- **Exercise requirements**:
Which lines of the data hold the word "time"? Copy all of them.

- **Data**:
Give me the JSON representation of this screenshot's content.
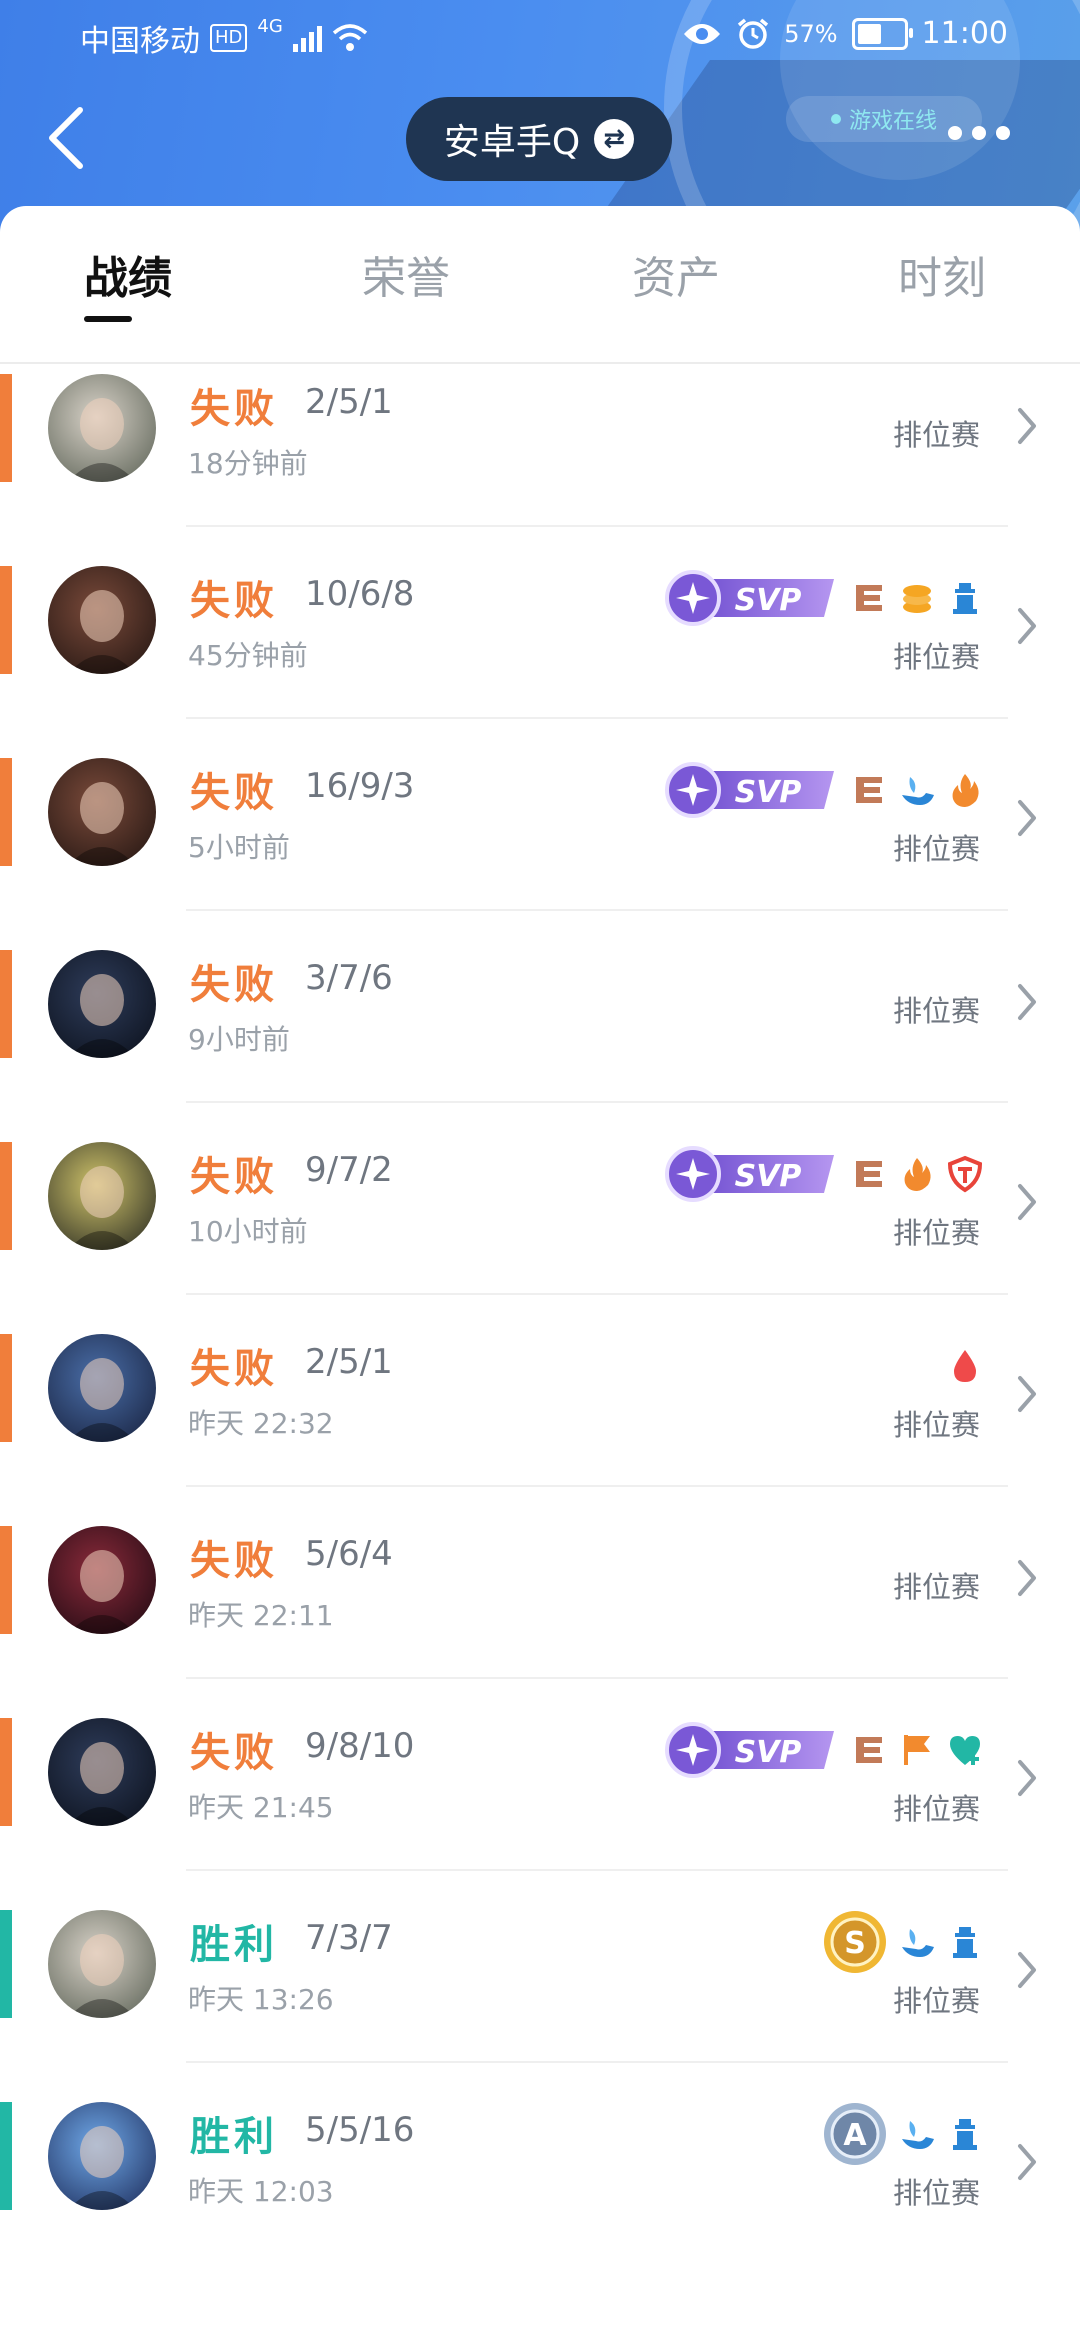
{
  "status_bar": {
    "carrier": "中国移动",
    "hd": "HD",
    "network": "4G",
    "battery": "57%",
    "battery_level": 0.57,
    "time": "11:00"
  },
  "header": {
    "account": "安卓手Q",
    "online": "游戏在线"
  },
  "tabs": [
    {
      "label": "战绩",
      "active": true
    },
    {
      "label": "荣誉",
      "active": false
    },
    {
      "label": "资产",
      "active": false
    },
    {
      "label": "时刻",
      "active": false
    }
  ],
  "colors": {
    "lose": "#f07e3b",
    "win": "#22b7a5",
    "svp": "#8a62d8",
    "header": "#4a8df0"
  },
  "matches": [
    {
      "result": "失败",
      "outcome": "lose",
      "kda": "2/5/1",
      "time": "18分钟前",
      "mode": "排位赛",
      "badges": []
    },
    {
      "result": "失败",
      "outcome": "lose",
      "kda": "10/6/8",
      "time": "45分钟前",
      "mode": "排位赛",
      "badges": [
        "svp-icon",
        "triple-kill-icon",
        "coins-icon",
        "tower-icon"
      ]
    },
    {
      "result": "失败",
      "outcome": "lose",
      "kda": "16/9/3",
      "time": "5小时前",
      "mode": "排位赛",
      "badges": [
        "svp-icon",
        "triple-kill-icon",
        "support-hand-icon",
        "fire-icon"
      ]
    },
    {
      "result": "失败",
      "outcome": "lose",
      "kda": "3/7/6",
      "time": "9小时前",
      "mode": "排位赛",
      "badges": []
    },
    {
      "result": "失败",
      "outcome": "lose",
      "kda": "9/7/2",
      "time": "10小时前",
      "mode": "排位赛",
      "badges": [
        "svp-icon",
        "triple-kill-icon",
        "fire-icon",
        "shield-damage-icon"
      ]
    },
    {
      "result": "失败",
      "outcome": "lose",
      "kda": "2/5/1",
      "time": "昨天 22:32",
      "mode": "排位赛",
      "badges": [
        "blood-drop-icon"
      ]
    },
    {
      "result": "失败",
      "outcome": "lose",
      "kda": "5/6/4",
      "time": "昨天 22:11",
      "mode": "排位赛",
      "badges": []
    },
    {
      "result": "失败",
      "outcome": "lose",
      "kda": "9/8/10",
      "time": "昨天 21:45",
      "mode": "排位赛",
      "badges": [
        "svp-icon",
        "triple-kill-icon",
        "flag-icon",
        "heal-heart-icon"
      ]
    },
    {
      "result": "胜利",
      "outcome": "win",
      "kda": "7/3/7",
      "time": "昨天 13:26",
      "mode": "排位赛",
      "badges": [
        "rank-s-medal-icon",
        "support-hand-icon",
        "tower-icon"
      ]
    },
    {
      "result": "胜利",
      "outcome": "win",
      "kda": "5/5/16",
      "time": "昨天 12:03",
      "mode": "排位赛",
      "badges": [
        "rank-a-medal-icon",
        "support-hand-icon",
        "tower-icon"
      ]
    }
  ]
}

- **Result for this exercise**:
    "time": "11:00"
      "time": "18分钟前",
      "time": "45分钟前",
      "time": "5小时前",
      "time": "9小时前",
      "time": "10小时前",
      "time": "昨天 22:32",
      "time": "昨天 22:11",
      "time": "昨天 21:45",
      "time": "昨天 13:26",
      "time": "昨天 12:03",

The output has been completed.